Task requirements — Would you filter these records and copy every line that has the word "sender"?

Data for analysis —
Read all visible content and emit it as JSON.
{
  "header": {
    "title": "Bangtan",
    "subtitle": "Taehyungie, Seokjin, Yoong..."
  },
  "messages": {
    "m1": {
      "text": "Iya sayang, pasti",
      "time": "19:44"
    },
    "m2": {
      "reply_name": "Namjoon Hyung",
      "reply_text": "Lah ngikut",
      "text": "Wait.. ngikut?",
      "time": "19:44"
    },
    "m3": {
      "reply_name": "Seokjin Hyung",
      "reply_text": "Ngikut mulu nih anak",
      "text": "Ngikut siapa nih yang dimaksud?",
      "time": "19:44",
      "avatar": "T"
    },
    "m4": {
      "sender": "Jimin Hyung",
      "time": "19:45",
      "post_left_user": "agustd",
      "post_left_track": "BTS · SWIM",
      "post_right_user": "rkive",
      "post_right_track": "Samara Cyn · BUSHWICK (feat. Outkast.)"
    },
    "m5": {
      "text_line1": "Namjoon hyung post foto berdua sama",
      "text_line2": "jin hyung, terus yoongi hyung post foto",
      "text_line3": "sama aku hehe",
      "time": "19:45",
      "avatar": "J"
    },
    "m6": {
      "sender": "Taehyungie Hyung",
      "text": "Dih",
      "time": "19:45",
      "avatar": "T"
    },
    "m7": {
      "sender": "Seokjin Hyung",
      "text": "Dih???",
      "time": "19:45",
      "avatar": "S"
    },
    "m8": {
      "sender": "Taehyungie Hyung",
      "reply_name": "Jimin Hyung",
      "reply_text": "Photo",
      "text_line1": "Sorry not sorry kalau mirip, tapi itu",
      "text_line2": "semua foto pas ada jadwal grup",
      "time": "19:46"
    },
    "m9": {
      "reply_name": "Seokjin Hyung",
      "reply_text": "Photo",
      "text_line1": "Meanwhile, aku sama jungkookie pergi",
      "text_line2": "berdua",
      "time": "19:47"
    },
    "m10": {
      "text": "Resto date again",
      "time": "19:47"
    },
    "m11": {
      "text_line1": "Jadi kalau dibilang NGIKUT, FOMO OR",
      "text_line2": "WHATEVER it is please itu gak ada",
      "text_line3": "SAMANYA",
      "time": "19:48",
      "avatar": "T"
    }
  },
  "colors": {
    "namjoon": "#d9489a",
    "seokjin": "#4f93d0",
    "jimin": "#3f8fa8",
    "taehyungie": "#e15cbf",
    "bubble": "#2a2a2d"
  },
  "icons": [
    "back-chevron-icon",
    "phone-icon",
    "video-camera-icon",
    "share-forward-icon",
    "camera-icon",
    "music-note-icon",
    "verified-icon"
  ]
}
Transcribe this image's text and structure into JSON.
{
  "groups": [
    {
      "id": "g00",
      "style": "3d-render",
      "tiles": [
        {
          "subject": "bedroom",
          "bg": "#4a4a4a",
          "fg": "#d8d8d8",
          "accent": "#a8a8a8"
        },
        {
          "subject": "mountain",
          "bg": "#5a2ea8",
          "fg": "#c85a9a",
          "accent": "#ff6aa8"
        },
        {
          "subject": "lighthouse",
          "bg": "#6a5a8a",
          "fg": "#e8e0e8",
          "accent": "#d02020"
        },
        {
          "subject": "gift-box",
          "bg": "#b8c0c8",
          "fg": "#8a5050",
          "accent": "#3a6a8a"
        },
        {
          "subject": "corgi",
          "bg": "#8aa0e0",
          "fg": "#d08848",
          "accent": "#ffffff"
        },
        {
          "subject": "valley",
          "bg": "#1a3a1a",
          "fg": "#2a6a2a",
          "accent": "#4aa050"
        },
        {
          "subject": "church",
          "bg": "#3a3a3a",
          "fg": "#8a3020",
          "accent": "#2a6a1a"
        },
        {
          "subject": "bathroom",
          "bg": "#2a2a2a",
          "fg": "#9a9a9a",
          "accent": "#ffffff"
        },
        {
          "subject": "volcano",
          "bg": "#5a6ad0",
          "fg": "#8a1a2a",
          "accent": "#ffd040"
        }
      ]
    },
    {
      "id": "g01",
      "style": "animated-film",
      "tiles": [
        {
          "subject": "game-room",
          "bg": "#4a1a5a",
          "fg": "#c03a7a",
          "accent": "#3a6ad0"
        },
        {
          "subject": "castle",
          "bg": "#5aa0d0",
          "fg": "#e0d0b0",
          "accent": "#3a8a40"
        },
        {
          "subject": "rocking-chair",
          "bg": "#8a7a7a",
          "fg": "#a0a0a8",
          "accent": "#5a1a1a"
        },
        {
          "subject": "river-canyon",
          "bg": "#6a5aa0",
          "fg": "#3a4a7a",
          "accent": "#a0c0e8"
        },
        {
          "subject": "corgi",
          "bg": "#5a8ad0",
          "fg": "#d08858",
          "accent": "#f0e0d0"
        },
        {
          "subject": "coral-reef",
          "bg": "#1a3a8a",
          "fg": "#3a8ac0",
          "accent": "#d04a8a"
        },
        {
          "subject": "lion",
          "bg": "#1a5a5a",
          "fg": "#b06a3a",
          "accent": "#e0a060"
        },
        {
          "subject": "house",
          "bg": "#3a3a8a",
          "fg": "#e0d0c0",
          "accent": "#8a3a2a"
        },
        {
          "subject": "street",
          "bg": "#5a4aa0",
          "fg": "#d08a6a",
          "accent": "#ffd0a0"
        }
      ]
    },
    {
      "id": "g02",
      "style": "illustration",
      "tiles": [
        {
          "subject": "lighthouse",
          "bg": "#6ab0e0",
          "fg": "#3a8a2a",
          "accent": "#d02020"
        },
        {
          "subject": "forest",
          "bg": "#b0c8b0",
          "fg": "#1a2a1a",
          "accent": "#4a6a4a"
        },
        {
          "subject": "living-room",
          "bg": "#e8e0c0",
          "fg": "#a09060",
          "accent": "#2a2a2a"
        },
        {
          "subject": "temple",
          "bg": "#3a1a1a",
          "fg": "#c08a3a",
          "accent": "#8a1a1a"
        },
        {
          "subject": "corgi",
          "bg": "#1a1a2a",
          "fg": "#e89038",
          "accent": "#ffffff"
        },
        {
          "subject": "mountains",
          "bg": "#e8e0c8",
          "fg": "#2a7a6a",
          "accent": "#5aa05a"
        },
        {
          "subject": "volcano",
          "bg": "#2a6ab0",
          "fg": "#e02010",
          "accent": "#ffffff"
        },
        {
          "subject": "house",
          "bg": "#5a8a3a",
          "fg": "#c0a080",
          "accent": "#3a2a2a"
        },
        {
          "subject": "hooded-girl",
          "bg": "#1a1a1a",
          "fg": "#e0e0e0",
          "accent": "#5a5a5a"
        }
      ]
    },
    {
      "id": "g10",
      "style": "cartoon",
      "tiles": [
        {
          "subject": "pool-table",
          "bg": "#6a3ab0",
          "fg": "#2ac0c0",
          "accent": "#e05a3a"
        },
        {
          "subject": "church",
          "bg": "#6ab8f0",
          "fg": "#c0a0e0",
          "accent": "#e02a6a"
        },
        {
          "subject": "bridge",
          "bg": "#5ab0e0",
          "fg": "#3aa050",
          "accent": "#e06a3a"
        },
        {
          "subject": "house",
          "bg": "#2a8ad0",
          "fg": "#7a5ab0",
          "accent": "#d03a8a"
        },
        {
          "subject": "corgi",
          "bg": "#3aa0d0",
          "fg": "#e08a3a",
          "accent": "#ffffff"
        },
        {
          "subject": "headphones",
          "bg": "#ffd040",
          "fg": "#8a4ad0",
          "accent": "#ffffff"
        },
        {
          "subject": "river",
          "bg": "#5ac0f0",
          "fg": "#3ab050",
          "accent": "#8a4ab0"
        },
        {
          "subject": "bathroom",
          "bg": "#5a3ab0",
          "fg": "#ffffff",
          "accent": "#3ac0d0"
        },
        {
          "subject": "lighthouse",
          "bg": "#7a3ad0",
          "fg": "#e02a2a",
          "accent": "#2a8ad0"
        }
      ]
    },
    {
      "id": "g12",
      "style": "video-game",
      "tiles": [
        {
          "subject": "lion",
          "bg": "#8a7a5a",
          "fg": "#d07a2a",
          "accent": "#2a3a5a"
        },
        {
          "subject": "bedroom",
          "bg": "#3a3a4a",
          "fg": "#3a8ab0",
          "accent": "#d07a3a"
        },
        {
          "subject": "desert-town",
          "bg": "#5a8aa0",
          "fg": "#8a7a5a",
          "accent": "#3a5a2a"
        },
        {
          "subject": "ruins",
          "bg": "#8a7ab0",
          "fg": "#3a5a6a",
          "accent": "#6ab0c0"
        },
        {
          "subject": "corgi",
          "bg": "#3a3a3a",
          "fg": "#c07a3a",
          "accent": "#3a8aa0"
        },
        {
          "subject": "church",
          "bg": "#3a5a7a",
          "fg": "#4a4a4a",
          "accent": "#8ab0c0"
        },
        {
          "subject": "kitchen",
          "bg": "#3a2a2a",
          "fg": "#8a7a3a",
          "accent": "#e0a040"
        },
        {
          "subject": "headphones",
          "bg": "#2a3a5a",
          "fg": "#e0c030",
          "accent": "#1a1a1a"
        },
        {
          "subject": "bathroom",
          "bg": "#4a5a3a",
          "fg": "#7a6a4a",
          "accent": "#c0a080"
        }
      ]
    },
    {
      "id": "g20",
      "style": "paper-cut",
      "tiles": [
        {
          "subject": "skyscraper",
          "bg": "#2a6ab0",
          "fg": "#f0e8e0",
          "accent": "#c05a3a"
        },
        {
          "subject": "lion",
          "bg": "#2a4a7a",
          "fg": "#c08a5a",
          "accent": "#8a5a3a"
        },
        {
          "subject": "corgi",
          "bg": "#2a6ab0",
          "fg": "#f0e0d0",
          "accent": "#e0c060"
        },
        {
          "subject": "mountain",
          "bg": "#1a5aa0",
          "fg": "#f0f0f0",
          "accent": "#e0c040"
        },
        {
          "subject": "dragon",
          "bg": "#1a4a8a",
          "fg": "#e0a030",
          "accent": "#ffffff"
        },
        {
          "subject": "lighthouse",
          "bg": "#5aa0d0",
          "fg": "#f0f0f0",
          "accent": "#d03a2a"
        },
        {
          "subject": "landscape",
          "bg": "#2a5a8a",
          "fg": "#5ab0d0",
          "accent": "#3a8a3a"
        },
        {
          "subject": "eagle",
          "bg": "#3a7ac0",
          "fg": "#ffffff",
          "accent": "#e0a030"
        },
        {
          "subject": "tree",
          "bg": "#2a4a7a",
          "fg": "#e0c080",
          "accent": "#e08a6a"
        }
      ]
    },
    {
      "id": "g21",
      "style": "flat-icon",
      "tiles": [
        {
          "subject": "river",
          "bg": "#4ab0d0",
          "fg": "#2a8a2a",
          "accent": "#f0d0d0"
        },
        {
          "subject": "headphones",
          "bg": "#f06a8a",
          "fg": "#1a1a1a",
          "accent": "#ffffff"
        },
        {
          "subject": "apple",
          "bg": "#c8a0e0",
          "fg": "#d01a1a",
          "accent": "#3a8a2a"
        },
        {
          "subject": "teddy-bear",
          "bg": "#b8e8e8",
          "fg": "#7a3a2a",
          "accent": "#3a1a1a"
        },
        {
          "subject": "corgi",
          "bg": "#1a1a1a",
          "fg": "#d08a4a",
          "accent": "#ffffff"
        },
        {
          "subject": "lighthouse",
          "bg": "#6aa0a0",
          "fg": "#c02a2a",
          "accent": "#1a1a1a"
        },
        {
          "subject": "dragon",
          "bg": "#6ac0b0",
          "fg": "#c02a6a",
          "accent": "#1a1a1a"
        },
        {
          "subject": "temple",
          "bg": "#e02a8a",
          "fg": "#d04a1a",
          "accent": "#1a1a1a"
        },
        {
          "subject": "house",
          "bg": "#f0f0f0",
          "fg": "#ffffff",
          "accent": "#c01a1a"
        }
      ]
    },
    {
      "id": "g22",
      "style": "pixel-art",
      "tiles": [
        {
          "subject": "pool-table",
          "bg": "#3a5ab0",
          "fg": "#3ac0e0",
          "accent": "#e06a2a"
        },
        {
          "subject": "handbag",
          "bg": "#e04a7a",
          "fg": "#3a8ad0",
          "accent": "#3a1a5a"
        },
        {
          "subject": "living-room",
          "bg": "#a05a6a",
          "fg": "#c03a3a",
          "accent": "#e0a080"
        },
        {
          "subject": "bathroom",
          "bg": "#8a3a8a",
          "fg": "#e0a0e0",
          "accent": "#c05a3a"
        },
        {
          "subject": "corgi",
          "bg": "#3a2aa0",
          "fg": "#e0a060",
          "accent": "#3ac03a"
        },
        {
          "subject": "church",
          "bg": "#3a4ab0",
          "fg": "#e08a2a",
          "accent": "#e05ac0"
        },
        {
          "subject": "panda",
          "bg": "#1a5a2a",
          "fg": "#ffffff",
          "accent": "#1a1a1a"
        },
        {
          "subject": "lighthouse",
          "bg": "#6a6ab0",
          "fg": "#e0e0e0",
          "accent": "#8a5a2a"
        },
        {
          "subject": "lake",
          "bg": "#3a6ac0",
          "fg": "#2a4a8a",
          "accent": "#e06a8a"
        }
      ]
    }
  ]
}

Result —
      "sender": "Jimin Hyung",
      "sender": "Taehyungie Hyung",
      "sender": "Seokjin Hyung",
      "sender": "Taehyungie Hyung",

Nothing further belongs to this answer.